Banarasidas. Ardhakathanak. Translated by Rohini Chowdhury. New Delhi, India: Yatra Books, 2007.
Banarasidas. Ardhakathanak (A Half Story). Translated by Rohini Chowdhury. New Delhi, India: Penguin Books, 2009.
Lath, Mukund. Half a Tale: A Study in the Interrelationship between Autobiography and History. Jaipur: Rajasthan Prakrit Sansthan, 1981.
Tiwari, Shabdita. “Ardhakathanak: A Commoner’s Discovery Of The Mughal Milieu.” Rozenberg Quarterly. Accessed March 27, 2023.

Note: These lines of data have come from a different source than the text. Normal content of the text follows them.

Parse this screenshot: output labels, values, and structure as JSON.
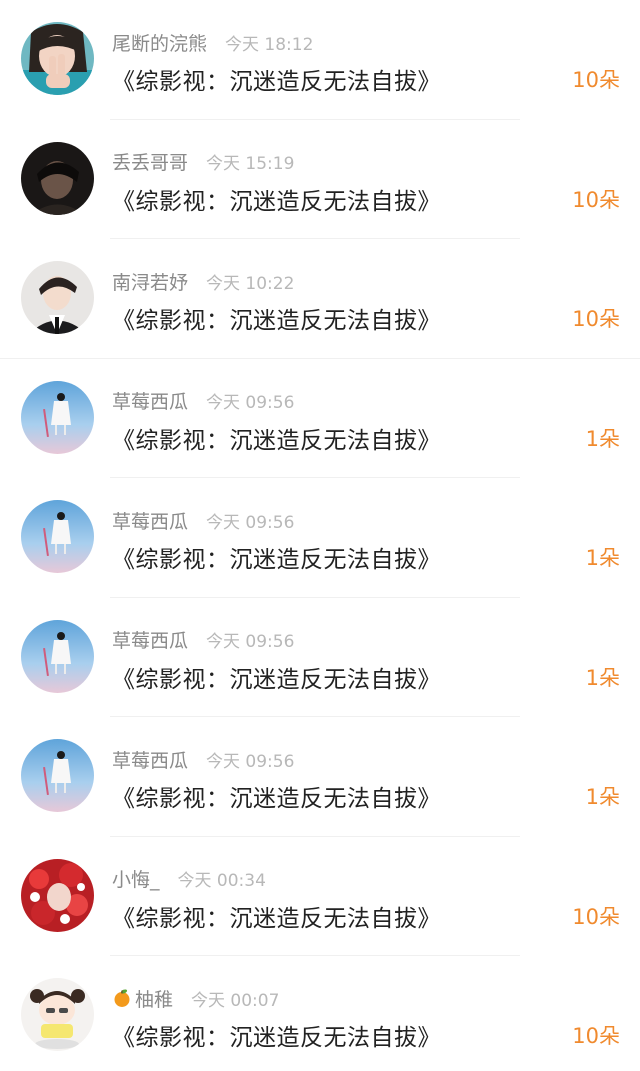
{
  "gifts": [
    {
      "name": "尾断的浣熊",
      "time": "今天 18:12",
      "title": "《综影视：沉迷造反无法自拔》",
      "amount": "10朵",
      "avatar": "avatar-girl-peace-sign"
    },
    {
      "name": "丢丢哥哥",
      "time": "今天 15:19",
      "title": "《综影视：沉迷造反无法自拔》",
      "amount": "10朵",
      "avatar": "avatar-dark-portrait"
    },
    {
      "name": "南浔若妤",
      "time": "今天 10:22",
      "title": "《综影视：沉迷造反无法自拔》",
      "amount": "10朵",
      "avatar": "avatar-man-suit"
    },
    {
      "name": "草莓西瓜",
      "time": "今天 09:56",
      "title": "《综影视：沉迷造反无法自拔》",
      "amount": "1朵",
      "avatar": "avatar-sky-figure"
    },
    {
      "name": "草莓西瓜",
      "time": "今天 09:56",
      "title": "《综影视：沉迷造反无法自拔》",
      "amount": "1朵",
      "avatar": "avatar-sky-figure"
    },
    {
      "name": "草莓西瓜",
      "time": "今天 09:56",
      "title": "《综影视：沉迷造反无法自拔》",
      "amount": "1朵",
      "avatar": "avatar-sky-figure"
    },
    {
      "name": "草莓西瓜",
      "time": "今天 09:56",
      "title": "《综影视：沉迷造反无法自拔》",
      "amount": "1朵",
      "avatar": "avatar-sky-figure"
    },
    {
      "name": "小悔_",
      "time": "今天 00:34",
      "title": "《综影视：沉迷造反无法自拔》",
      "amount": "10朵",
      "avatar": "avatar-red-flowers"
    },
    {
      "name": "柚稚",
      "time": "今天 00:07",
      "title": "《综影视：沉迷造反无法自拔》",
      "amount": "10朵",
      "avatar": "avatar-cartoon-girl",
      "name_icon": "orange-icon"
    }
  ],
  "colors": {
    "amount": "#f08a2e",
    "name": "#8a8a8a",
    "time": "#b8b8b8",
    "title": "#222222"
  }
}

A couplet, the two lines of which rhyme. Each line consists of 24 matras which are distributed into two ‘feet’ of 6 + 4 + 3 and 6 + 4 + 1 matras respectively, with a caesura.
A verse of four ‘feet’, where each quarter verse has 15 matras or beats. This is different from the more common ćau-pāī, in which each quarter verse has 16 matras.